When to Rethink Gut Instincts
Panicked test-takers are often advised to go with their first impulse when answering tough questions on multiple-choice exams such as the SAT. But a new study has found that this strategy may actually hurt performance. That’s because, on average, test takers most often change answers from incorrect to correct, improving their test scores. This “first instinct fallacy” persists says Justin Kruger, a psychologist at the University of Illinois at Urbana-Champaign because instances when we change an answer from right to wrong loom larger in memory and lead to frustrated “if only” self-recriminations. Changing an answer from wrong to right is not as memorable, creating the illusion that it happens less often.
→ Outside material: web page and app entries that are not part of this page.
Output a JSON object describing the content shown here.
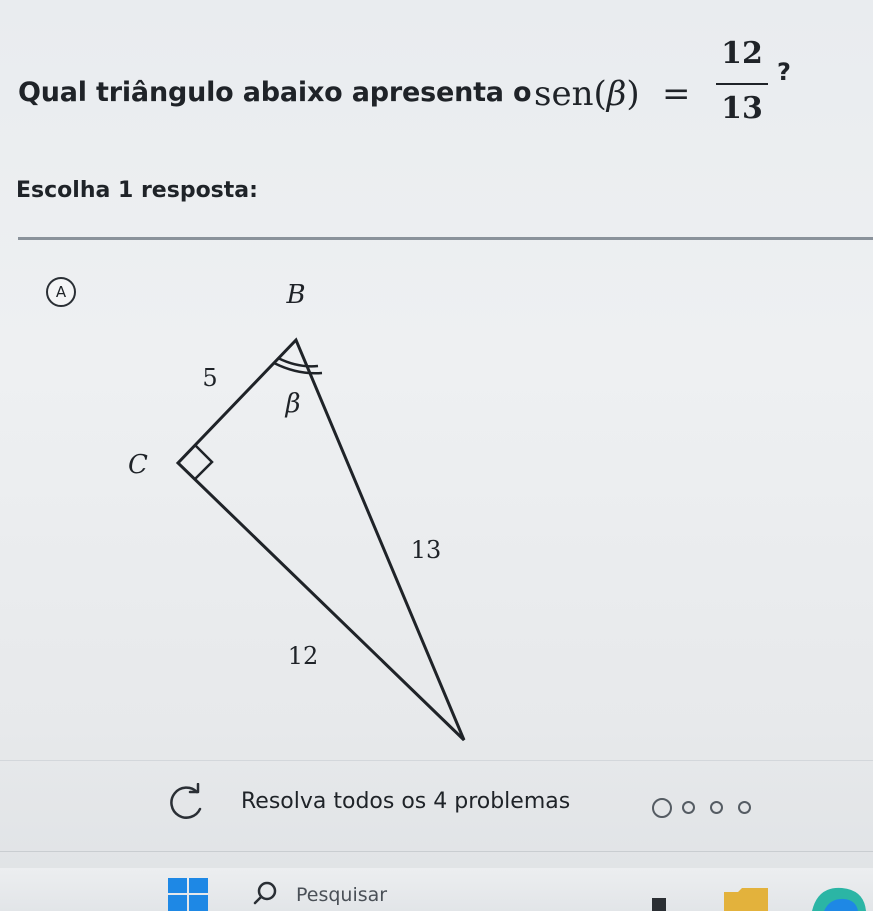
{
  "question": {
    "text": "Qual triângulo abaixo apresenta o",
    "math": {
      "function": "sen(",
      "variable": "β",
      "close": ")",
      "equals": "=",
      "numerator": "12",
      "denominator": "13"
    },
    "suffix": "?"
  },
  "instruction": "Escolha 1 resposta:",
  "option": {
    "letter": "A",
    "figure": {
      "vertex_b": "B",
      "vertex_c": "C",
      "angle_label": "β",
      "side_bc": "5",
      "side_ca": "12",
      "side_ab": "13"
    }
  },
  "progress": {
    "text": "Resolva todos os 4 problemas",
    "total_problems": 4,
    "completed_problems": 0
  },
  "taskbar": {
    "search_placeholder": "Pesquisar"
  },
  "colors": {
    "text": "#1f2328",
    "divider": "#8a929b",
    "windows_blue": "#1e88e5",
    "tray_yellow": "#e3b23c",
    "tray_teal": "#2bb5a5"
  },
  "icons": [
    "refresh-icon",
    "windows-start-icon",
    "search-icon"
  ]
}
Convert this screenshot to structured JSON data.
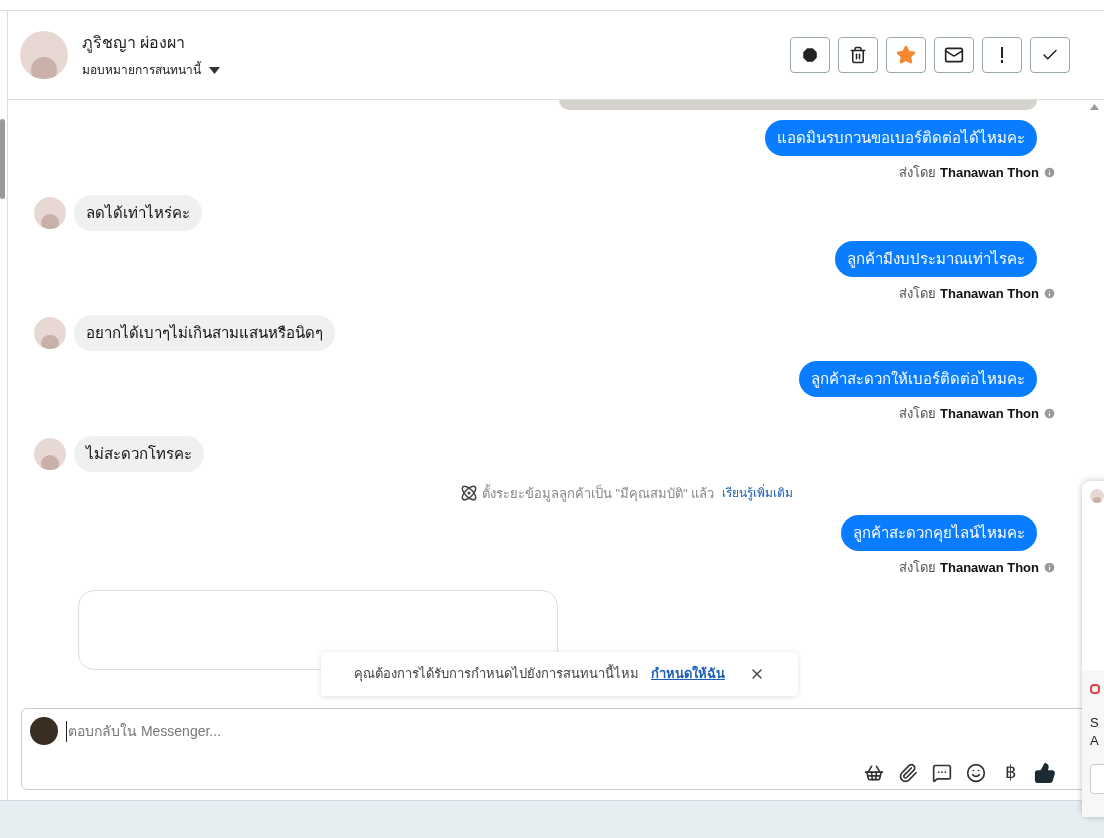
{
  "contact": {
    "name": "ภูริชญา ผ่องผา",
    "assign_label": "มอบหมายการสนทนานี้",
    "starred": true
  },
  "toolbar": [
    {
      "kind": "alert"
    },
    {
      "kind": "trash"
    },
    {
      "kind": "star"
    },
    {
      "kind": "mail"
    },
    {
      "kind": "exclaim"
    },
    {
      "kind": "check"
    }
  ],
  "messages": [
    {
      "kind": "image"
    },
    {
      "kind": "outgoing",
      "text": "แอดมินรบกวนขอเบอร์ติดต่อได้ไหมคะ",
      "sent_by_label": "ส่งโดย",
      "sender": "Thanawan Thon"
    },
    {
      "kind": "incoming",
      "text": "ลดได้เท่าไหร่คะ"
    },
    {
      "kind": "outgoing",
      "text": "ลูกค้ามีงบประมาณเท่าไรคะ",
      "sent_by_label": "ส่งโดย",
      "sender": "Thanawan Thon"
    },
    {
      "kind": "incoming",
      "text": "อยากได้เบาๆไม่เกินสามแสนหรือนิดๆ"
    },
    {
      "kind": "outgoing",
      "text": "ลูกค้าสะดวกให้เบอร์ติดต่อไหมคะ",
      "sent_by_label": "ส่งโดย",
      "sender": "Thanawan Thon"
    },
    {
      "kind": "incoming",
      "text": "ไม่สะดวกโทรคะ"
    },
    {
      "kind": "system",
      "text": "ตั้งระยะข้อมูลลูกค้าเป็น \"มีคุณสมบัติ\" แล้ว",
      "link": "เรียนรู้เพิ่มเติม"
    },
    {
      "kind": "outgoing",
      "text": "ลูกค้าสะดวกคุยไลน์ไหมคะ",
      "sent_by_label": "ส่งโดย",
      "sender": "Thanawan Thon"
    },
    {
      "kind": "card"
    }
  ],
  "toast": {
    "text": "คุณต้องการได้รับการกำหนดไปยังการสนทนานี้ไหม",
    "link": "กำหนดให้ฉัน"
  },
  "composer": {
    "placeholder": "ตอบกลับใน Messenger...",
    "currency_symbol": "฿"
  },
  "side_popup": {
    "lines": [
      "S",
      "A"
    ]
  }
}
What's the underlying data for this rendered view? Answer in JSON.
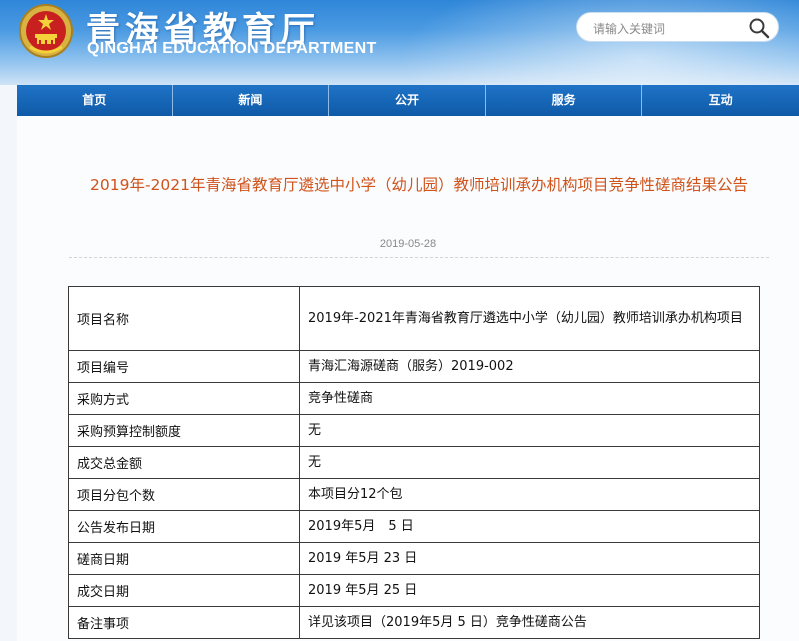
{
  "header": {
    "title": "青海省教育厅",
    "subtitle": "QINGHAI EDUCATION DEPARTMENT",
    "search_placeholder": "请输入关键词"
  },
  "nav": {
    "items": [
      {
        "label": "首页"
      },
      {
        "label": "新闻"
      },
      {
        "label": "公开"
      },
      {
        "label": "服务"
      },
      {
        "label": "互动"
      }
    ]
  },
  "article": {
    "title": "2019年-2021年青海省教育厅遴选中小学（幼儿园）教师培训承办机构项目竞争性磋商结果公告",
    "date": "2019-05-28"
  },
  "table": {
    "rows": [
      {
        "label": "项目名称",
        "value": "2019年-2021年青海省教育厅遴选中小学（幼儿园）教师培训承办机构项目"
      },
      {
        "label": "项目编号",
        "value": "青海汇海源磋商（服务）2019-002"
      },
      {
        "label": "采购方式",
        "value": "竞争性磋商"
      },
      {
        "label": "采购预算控制额度",
        "value": "无"
      },
      {
        "label": "成交总金额",
        "value": "无"
      },
      {
        "label": "项目分包个数",
        "value": "本项目分12个包"
      },
      {
        "label": "公告发布日期",
        "value": "2019年5月　5 日"
      },
      {
        "label": "磋商日期",
        "value": "2019 年5月 23 日"
      },
      {
        "label": "成交日期",
        "value": "2019 年5月 25 日"
      },
      {
        "label": "备注事项",
        "value": "详见该项目（2019年5月 5 日）竞争性磋商公告"
      }
    ]
  },
  "colors": {
    "nav_bg": "#1665b5",
    "title_color": "#d0531c",
    "header_sky": "#3c8fdc"
  }
}
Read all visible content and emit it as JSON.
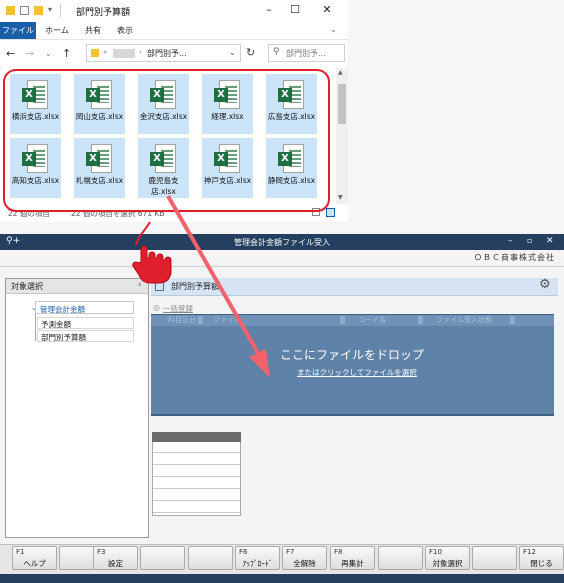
{
  "explorer": {
    "title": "部門別予算額",
    "ribbon_tabs": [
      "ファイル",
      "ホーム",
      "共有",
      "表示"
    ],
    "address_path": "部門別予...",
    "search_placeholder": "部門別予...",
    "files": [
      {
        "label": "横浜支店.xlsx"
      },
      {
        "label": "岡山支店.xlsx"
      },
      {
        "label": "金沢支店.xlsx"
      },
      {
        "label": "経理.xlsx"
      },
      {
        "label": "広島支店.xlsx"
      },
      {
        "label": "高知支店.xlsx"
      },
      {
        "label": "札幌支店.xlsx"
      },
      {
        "label": "鹿児島支店.xlsx"
      },
      {
        "label": "神戸支店.xlsx"
      },
      {
        "label": "静岡支店.xlsx"
      }
    ],
    "status": {
      "count": "22 個の項目",
      "selected": "22 個の項目を選択 671 KB"
    }
  },
  "app": {
    "title": "管理会計金額ファイル受入",
    "company": "ＯＢＣ商事株式会社",
    "left_panel": {
      "title": "対象選択",
      "tree_root": "管理会計金額",
      "tree_items": [
        "予測金額",
        "部門別予算額"
      ]
    },
    "right_panel": {
      "title": "部門別予算額",
      "bulk_register": "一括登録",
      "columns": [
        "科目区分",
        "ファイル",
        "コード名",
        "ファイル受入状態"
      ],
      "drop_text": "ここにファイルをドロップ",
      "drop_link": "またはクリックしてファイルを選択"
    },
    "fkeys": [
      {
        "key": "F1",
        "label": "ヘルプ"
      },
      {
        "key": "",
        "label": ""
      },
      {
        "key": "F3",
        "label": "設定"
      },
      {
        "key": "",
        "label": ""
      },
      {
        "key": "",
        "label": ""
      },
      {
        "key": "F6",
        "label": "ｱｯﾌﾟﾛｰﾄﾞ"
      },
      {
        "key": "F7",
        "label": "全解除"
      },
      {
        "key": "F8",
        "label": "再集計"
      },
      {
        "key": "",
        "label": ""
      },
      {
        "key": "F10",
        "label": "対象選択"
      },
      {
        "key": "",
        "label": ""
      },
      {
        "key": "F12",
        "label": "閉じる"
      }
    ]
  },
  "colors": {
    "accent": "#e01e2c",
    "window_title": "#243f5f",
    "drop_zone": "#5f83a8"
  }
}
The study appeared in an issue of the Journal of Personality and Social Psychology.